Write out each record below exactly as it appears, with no pictures.

(Component data from apps and pages)

────────────────

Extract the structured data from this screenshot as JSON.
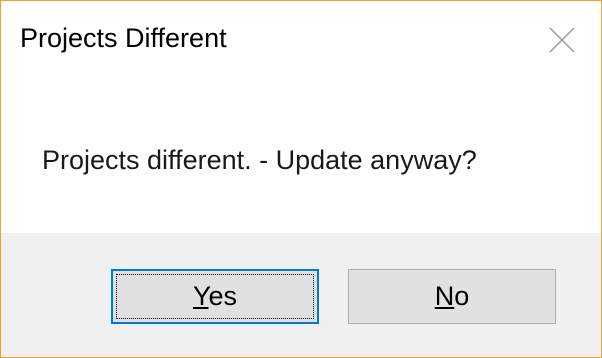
{
  "dialog": {
    "title": "Projects Different",
    "message": "Projects different. - Update anyway?",
    "close_icon": "close-icon",
    "accent_border_color": "#f0a030",
    "buttons": {
      "yes": {
        "mnemonic": "Y",
        "rest": "es"
      },
      "no": {
        "mnemonic": "N",
        "rest": "o"
      }
    }
  }
}
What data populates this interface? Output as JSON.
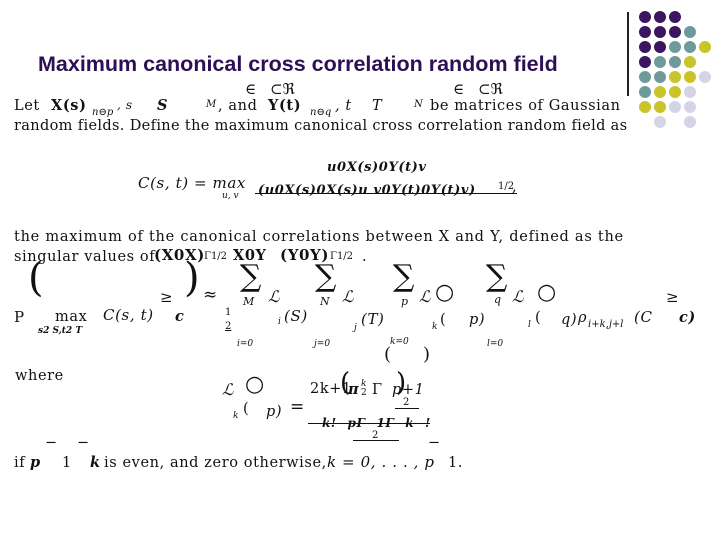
{
  "slide": {
    "title": "Maximum canonical cross correlation random field",
    "decoration": {
      "dot_colors": {
        "P": "#3b1560",
        "T": "#6f9a9c",
        "Y": "#c8c42a",
        "L": "#d4d4e6"
      },
      "dot_grid": [
        [
          "P",
          "P",
          "P",
          "",
          ""
        ],
        [
          "P",
          "P",
          "P",
          "T",
          ""
        ],
        [
          "P",
          "P",
          "T",
          "T",
          "Y"
        ],
        [
          "P",
          "T",
          "T",
          "Y",
          ""
        ],
        [
          "T",
          "T",
          "Y",
          "Y",
          "L"
        ],
        [
          "T",
          "Y",
          "Y",
          "L",
          ""
        ],
        [
          "Y",
          "Y",
          "L",
          "L",
          ""
        ],
        [
          "",
          "L",
          "",
          "L",
          ""
        ]
      ]
    }
  },
  "intro": {
    "sym_in_1": "∈",
    "sym_sub_1": "⊂ℜ",
    "sym_in_2": "∈",
    "sym_sub_2": "⊂ℜ",
    "let": "Let",
    "X_s": "X(s)",
    "sub_np": "n⊖p",
    "comma_s": ", s",
    "S": "S",
    "M": "M",
    "and": ", and",
    "Y_t": "Y(t)",
    "sub_nq": "n⊖q",
    "comma_t": ", t",
    "T": "T",
    "N": "N",
    "be_matrices": "be matrices of Gaussian",
    "line2": "random fields. Define the maximum canonical cross correlation random field as"
  },
  "definition": {
    "lhs": "C(s, t) = max",
    "under_max": "u, v",
    "numerator": "u0X(s)0Y(t)v",
    "denominator": "(u0X(s)0X(s)u  v0Y(t)0Y(t)v)",
    "exponent": "1/2",
    "trailing": ","
  },
  "explanation": {
    "line1": "the maximum of the canonical correlations between X and Y, defined as the",
    "line2_a": "singular values of ",
    "line2_b": "(X0X)",
    "line2_c": "Γ1/2",
    "line2_d": "X0Y",
    "line2_e": "(Y0Y)",
    "line2_f": "Γ1/2",
    "line2_g": "."
  },
  "formula": {
    "P": "P",
    "max": "max",
    "max_sub": "s2 S,t2 T",
    "C": "C(s, t)",
    "geq": "≥",
    "c": "c",
    "approx": "≈",
    "half_num": "1",
    "half_den": "2",
    "sigma": "∑",
    "M": "M",
    "N": "N",
    "p": "p",
    "q": "q",
    "L": "ℒ",
    "sub_i": "i",
    "S_arg": "(S)",
    "sub_j": "j",
    "T_arg": "(T)",
    "i0": "i=0",
    "j0": "j=0",
    "k0": "k=0",
    "l0": "l=0",
    "circle": "○",
    "sub_k": "k",
    "paren_open": "(",
    "p_close": "p)",
    "sub_l": "l",
    "q_close": "q)",
    "rho": "ρ",
    "rho_sub": "i+k,j+l",
    "C_open": "(C",
    "c_close": "c)",
    "geq_end": "≥"
  },
  "where": {
    "label": "where",
    "L": "ℒ",
    "circle": "○",
    "sub_k": "k",
    "paren_open": "(",
    "p_close": "p)",
    "eq": "=",
    "num": "2k+1",
    "num_pi": "π",
    "num_k2": "k",
    "num_2": "2",
    "num_gamma": "Γ",
    "num_p1": "p+1",
    "num_half": "2",
    "den": "k!   pΓ 1Γ k   !",
    "den_2": "2",
    "minus": "−"
  },
  "condition": {
    "text_if": "if",
    "p": "p",
    "one": "1",
    "k": "k",
    "rest": "is even, and zero otherwise,",
    "k_eq": "k = 0, . . . , p",
    "end": "1.",
    "minus": "−"
  }
}
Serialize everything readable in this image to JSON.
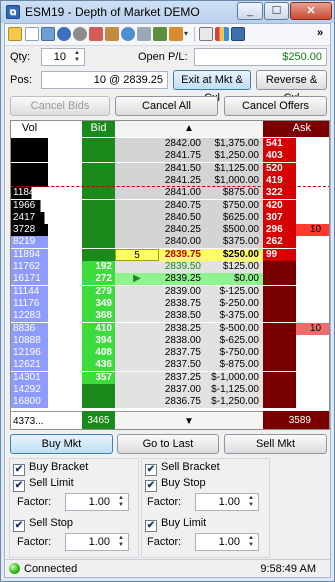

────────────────

**Output of the task:**
Extract the structured data from this screenshot as JSON.
{
  "dialog": {
    "title": "Projects Different",
    "message": "Projects different. - Update anyway?",
    "close_icon": "close-icon",
    "accent_border_color": "#f0a030",
    "buttons": {
      "yes": {
        "mnemonic": "Y",
        "rest": "es"
      },
      "no": {
        "mnemonic": "N",
        "rest": "o"
      }
    }
  }
}
What data populates this interface? Output as JSON.
{
  "slide": {
    "title": "Maximum canonical cross correlation random field",
    "decoration": {
      "dot_colors": {
        "P": "#3b1560",
        "T": "#6f9a9c",
        "Y": "#c8c42a",
        "L": "#d4d4e6"
      },
      "dot_grid": [
        [
          "P",
          "P",
          "P",
          "",
          ""
        ],
        [
          "P",
          "P",
          "P",
          "T",
          ""
        ],
        [
          "P",
          "P",
          "T",
          "T",
          "Y"
        ],
        [
          "P",
          "T",
          "T",
          "Y",
          ""
        ],
        [
          "T",
          "T",
          "Y",
          "Y",
          "L"
        ],
        [
          "T",
          "Y",
          "Y",
          "L",
          ""
        ],
        [
          "Y",
          "Y",
          "L",
          "L",
          ""
        ],
        [
          "",
          "L",
          "",
          "L",
          ""
        ]
      ]
    }
  },
  "intro": {
    "sym_in_1": "∈",
    "sym_sub_1": "⊂ℜ",
    "sym_in_2": "∈",
    "sym_sub_2": "⊂ℜ",
    "let": "Let",
    "X_s": "X(s)",
    "sub_np": "n⊖p",
    "comma_s": ", s",
    "S": "S",
    "M": "M",
    "and": ", and",
    "Y_t": "Y(t)",
    "sub_nq": "n⊖q",
    "comma_t": ", t",
    "T": "T",
    "N": "N",
    "be_matrices": "be matrices of Gaussian",
    "line2": "random fields. Define the maximum canonical cross correlation random field as"
  },
  "definition": {
    "lhs": "C(s, t) = max",
    "under_max": "u, v",
    "numerator": "u0X(s)0Y(t)v",
    "denominator": "(u0X(s)0X(s)u  v0Y(t)0Y(t)v)",
    "exponent": "1/2",
    "trailing": ","
  },
  "explanation": {
    "line1": "the maximum of the canonical correlations between X and Y, defined as the",
    "line2_a": "singular values of ",
    "line2_b": "(X0X)",
    "line2_c": "Γ1/2",
    "line2_d": "X0Y",
    "line2_e": "(Y0Y)",
    "line2_f": "Γ1/2",
    "line2_g": "."
  },
  "formula": {
    "P": "P",
    "max": "max",
    "max_sub": "s2 S,t2 T",
    "C": "C(s, t)",
    "geq": "≥",
    "c": "c",
    "approx": "≈",
    "half_num": "1",
    "half_den": "2",
    "sigma": "∑",
    "M": "M",
    "N": "N",
    "p": "p",
    "q": "q",
    "L": "ℒ",
    "sub_i": "i",
    "S_arg": "(S)",
    "sub_j": "j",
    "T_arg": "(T)",
    "i0": "i=0",
    "j0": "j=0",
    "k0": "k=0",
    "l0": "l=0",
    "circle": "○",
    "sub_k": "k",
    "paren_open": "(",
    "p_close": "p)",
    "sub_l": "l",
    "q_close": "q)",
    "rho": "ρ",
    "rho_sub": "i+k,j+l",
    "C_open": "(C",
    "c_close": "c)",
    "geq_end": "≥"
  },
  "where": {
    "label": "where",
    "L": "ℒ",
    "circle": "○",
    "sub_k": "k",
    "paren_open": "(",
    "p_close": "p)",
    "eq": "=",
    "num": "2k+1",
    "num_pi": "π",
    "num_k2": "k",
    "num_2": "2",
    "num_gamma": "Γ",
    "num_p1": "p+1",
    "num_half": "2",
    "den": "k!   pΓ 1Γ k   !",
    "den_2": "2",
    "minus": "−"
  },
  "condition": {
    "text_if": "if",
    "p": "p",
    "one": "1",
    "k": "k",
    "rest": "is even, and zero otherwise,",
    "k_eq": "k = 0, . . . , p",
    "end": "1.",
    "minus": "−"
  }
}
Serialize everything readable in this image to JSON.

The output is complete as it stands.